20% pass

“Kids must get a pass with only 20% in maths”. My wife, an education psychologist, recon that the department is going about it all wrong. By setting the standard too high, kids find it too difficult, they don’t try and therefore fail (or know that they got through only because of this 20% rule). So now they think that “maths is not for me” and next time they try even less - a downward spiral. By not setting the standard too high they can get the opposite result. Ok, it will take a year or two longer, but so what? We will end up with a higher standard in the long run. Was maths in the old, pre-1994, days easy? Was the jump from school to university to high for the average student?

The average student shouldn’t go to university in the first place, at least not to go study math-heavy stuff. I suspect we have way too many students at university.

Not too sure what you are saying above. As I understand it, 40% used to be enough for a pass; are you saying that is too high? With math, if you don’t get at least 60% or 70% at a given level, you are actually not really ready for the next level.

Not too sure what you are saying above.
Maybe Gr10 maths should be what Gr8 is now. Every grade should come down a year or two. The idea is to make it easier in the lower grades, build confidence, pass rate at 50% or higher. Then they know some of the work at least, instead of passing without knowing. Then increase the level towards the end of Gr12 to come up to university standard. Maybe also 3 maths grades to leave school. 1: Math literacy, 2: Math for uni, but at a lower level, 3: Math for your rocket science students.

Ah, okay, I see what you mean. They already do it this way in some places. Some years ago, I tutored a grade seven kid who was from Sweden, and his mother told me our grade 7 standard is way higher than it is in Sweden. But apparently they eventually catch up and I would guess their matric standard is likely higher than ours.

I don’t really have any particularly passionate opinions on the matter. I have pretty much given up on South Africa’s public education. The problem isn’t even just a problem with the schools either; it starts at home, and there is preciously little even the best school in the world can do about brain-damaged children with no ambition, personal pride or work ethic.

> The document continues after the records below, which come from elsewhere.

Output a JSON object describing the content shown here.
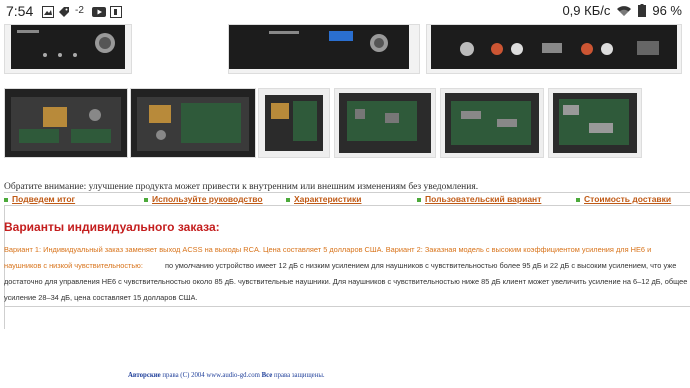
{
  "statusbar": {
    "time": "7:54",
    "badge_count": "-2",
    "net_speed": "0,9 КБ/с",
    "battery": "96 %"
  },
  "notice": "Обратите внимание: улучшение продукта может привести к внутренним или внешним изменениям без уведомления.",
  "nav": [
    {
      "label": "Подведем итог"
    },
    {
      "label": "Используйте руководство"
    },
    {
      "label": "Характеристики"
    },
    {
      "label": "Пользовательский вариант"
    },
    {
      "label": "Стоимость доставки"
    }
  ],
  "heading": "Варианты индивидуального заказа:",
  "variants_orange": "Вариант 1: Индивидуальный заказ заменяет выход ACSS на выходы RCA. Цена составляет 5 долларов США. Вариант 2: Заказная модель с высоким коэффициентом усиления для HE6 и наушников с низкой чувствительностью:",
  "variants_rest": "по умолчанию устройство имеет 12 дБ с низким усилением для наушников с чувствительностью более 95 дБ и 22 дБ с высоким усилением, что уже достаточно для управления HE6 с чувствительностью около 85 дБ. чувствительные наушники. Для наушников с чувствительностью ниже 85 дБ клиент может увеличить усиление на 6–12 дБ, общее усиление 28–34 дБ, цена составляет 15 долларов США.",
  "footer": {
    "part1": "Авторские",
    "part2": "права (C) 2004 www.audio-gd.com",
    "part3": "Все",
    "part4": "права защищены."
  },
  "icons": [
    "image-icon",
    "tag-icon",
    "youtube-icon",
    "app-icon",
    "wifi-icon",
    "battery-icon"
  ]
}
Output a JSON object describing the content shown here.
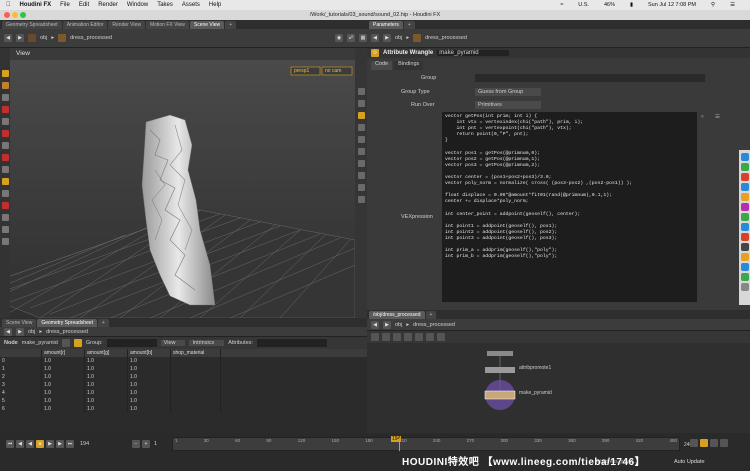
{
  "menubar": {
    "app": "Houdini FX",
    "items": [
      "File",
      "Edit",
      "Render",
      "Window",
      "Takes",
      "Assets",
      "Help"
    ],
    "status": [
      "U.S.",
      "46%",
      "Sun Jul 12  7:08 PM"
    ]
  },
  "window": {
    "title": "/Work/_tutorials/03_sound/sound_02.hip - Houdini FX"
  },
  "left_tabs": [
    "Geometry Spreadsheet",
    "Animation Editor",
    "Render View",
    "Motion FX View",
    "Scene View"
  ],
  "left_path": {
    "context": "obj",
    "node": "dress_processed"
  },
  "viewport": {
    "title": "View",
    "camera_badge": "persp1",
    "display_badge": "no cam"
  },
  "right_tabs": [
    "Parameters"
  ],
  "right_path": {
    "context": "obj",
    "node": "dress_processed"
  },
  "wrangle": {
    "node_type": "Attribute Wrangle",
    "node_name": "make_pyramid",
    "tabs": [
      "Code",
      "Bindings"
    ],
    "group_label": "Group",
    "group_type_label": "Group Type",
    "group_type_value": "Guess from Group",
    "run_over_label": "Run Over",
    "run_over_value": "Primitives",
    "vex_label": "VEXpression",
    "code": "vector getPos(int prim; int i) {\n    int vtx = vertexindex(chi(\"path\"), prim, i);\n    int pnt = vertexpoint(chi(\"path\"), vtx);\n    return point(0,\"P\", pnt);\n}\n\nvector pos1 = getPos(@primnum,0);\nvector pos2 = getPos(@primnum,1);\nvector pos3 = getPos(@primnum,2);\n\nvector center = (pos1+pos2+pos3)/3.0;\nvector poly_norm = normalize( cross( (pos3-pos2) ,(pos2-pos1)) );\n\nfloat displace = 0.06*@amount*fit01(rand(@primnum),0.1,1);\ncenter += displace*poly_norm;\n\nint center_point = addpoint(geoself(), center);\n\nint point1 = addpoint(geoself(), pos1);\nint point2 = addpoint(geoself(), pos2);\nint point3 = addpoint(geoself(), pos3);\n\nint prim_a = addprim(geoself(),\"poly\");\nint prim_b = addprim(geoself(),\"poly\");"
  },
  "network": {
    "tabs": [
      "/obj/dress_processed"
    ],
    "context": "obj",
    "node": "dress_processed",
    "nodes": [
      {
        "name": "attribpromote1"
      },
      {
        "name": "make_pyramid"
      }
    ]
  },
  "sheet": {
    "tabs": [
      "Scene View",
      "Geometry Spreadsheet"
    ],
    "context": "obj",
    "node": "dress_processed",
    "node_label": "Node",
    "node_value": "make_pyramid",
    "group_label": "Group:",
    "view_label": "View",
    "intrinsics_label": "Intrinsics",
    "attributes_label": "Attributes:",
    "columns": [
      "",
      "amount[r]",
      "amount[g]",
      "amount[b]",
      "shop_material"
    ],
    "rows": [
      [
        "0",
        "1.0",
        "1.0",
        "1.0",
        ""
      ],
      [
        "1",
        "1.0",
        "1.0",
        "1.0",
        ""
      ],
      [
        "2",
        "1.0",
        "1.0",
        "1.0",
        ""
      ],
      [
        "3",
        "1.0",
        "1.0",
        "1.0",
        ""
      ],
      [
        "4",
        "1.0",
        "1.0",
        "1.0",
        ""
      ],
      [
        "5",
        "1.0",
        "1.0",
        "1.0",
        ""
      ],
      [
        "6",
        "1.0",
        "1.0",
        "1.0",
        ""
      ]
    ]
  },
  "timeline": {
    "current_frame": "194",
    "start_frame": "1",
    "end_label": "240",
    "ticks": [
      "1",
      "30",
      "60",
      "90",
      "120",
      "150",
      "180",
      "210",
      "240",
      "270",
      "300",
      "330",
      "360",
      "390",
      "420",
      "450"
    ],
    "frame_marker": "194",
    "auto_update": "Auto Update",
    "path_label": "/obj/dress_proce..."
  },
  "watermark": "HOUDINI特效吧  【www.lineeg.com/tieba/1746】"
}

Apparently the old “streaming” approach has been abandoned? Seen as being discriminatory or what?

Probably. Ideally, one should do something like what they do in Germany: by around grade three or thereabouts, kids are put into one of several streams. Thus kids with the necessary mental equipment to become scientists and engineers and doctors are put into a more purely academic stream, kids who are more technically oriented are taught accordingly, and so on. They want the kids to end up with a skill they can sell, and as little unemployment as possible, instead of being obsessed that everyone should get a Ph.D.

This is exactly what South Africa needs, but two things prevent it. One is that we don’t remotely have Germany’s socio-economic equality: unlike in Germany, the difference in salary and living standard here between someone who did vocational training and someone who became a lawyer or engineer is huge. Thus, nobody wants to be in the more technical or vocational streams.

Secondly, and even worse, because of our history, for the next generation or three, inevitably, the academic stream will contain mostly whites and the other streams mostly blacks. This is politically unacceptable.

At the same time it is really the only realistic way to go. So for the sake of political correctness, we simply ignore reality and instead sacrifice the future of most of our children, thus ensuring that the inequality and dependency on government welfare will stretch even further into the future. Perhaps this even suits the current government fine, because a population dependent on it will keep right on voting for it.

I’m fresh out of sympathy. In a democracy, the majority voting block richly deserves its leaders.

On that note… The plain fact is that as scientific and technological sophistication increase, society’s capacity for sustaining a proportion of ignoramuses also increases because scientific and technological progress invariably facilitates and/or provides solutions that make life easier in some way. The nett effect provides the necessary space in which Dunning-Kruger and feel-good windbaggery can thrive.


And isn’t it funny how the very people who most benefit from society’s long-suffering patience also seem to be the most anti-social? In America, the very people who benefit the most from welfare programs vote for politicians opposed to such programs. The people who most benefit from science tend to be the most anti-scientific. Very weird.

Alas, sooner or later the chickens come home to roost. I have this feeling all of western civilization is presently in a slow but certain decline, and like all civilizations edging toward the abyss, we are at the height of our confidence and arrogance.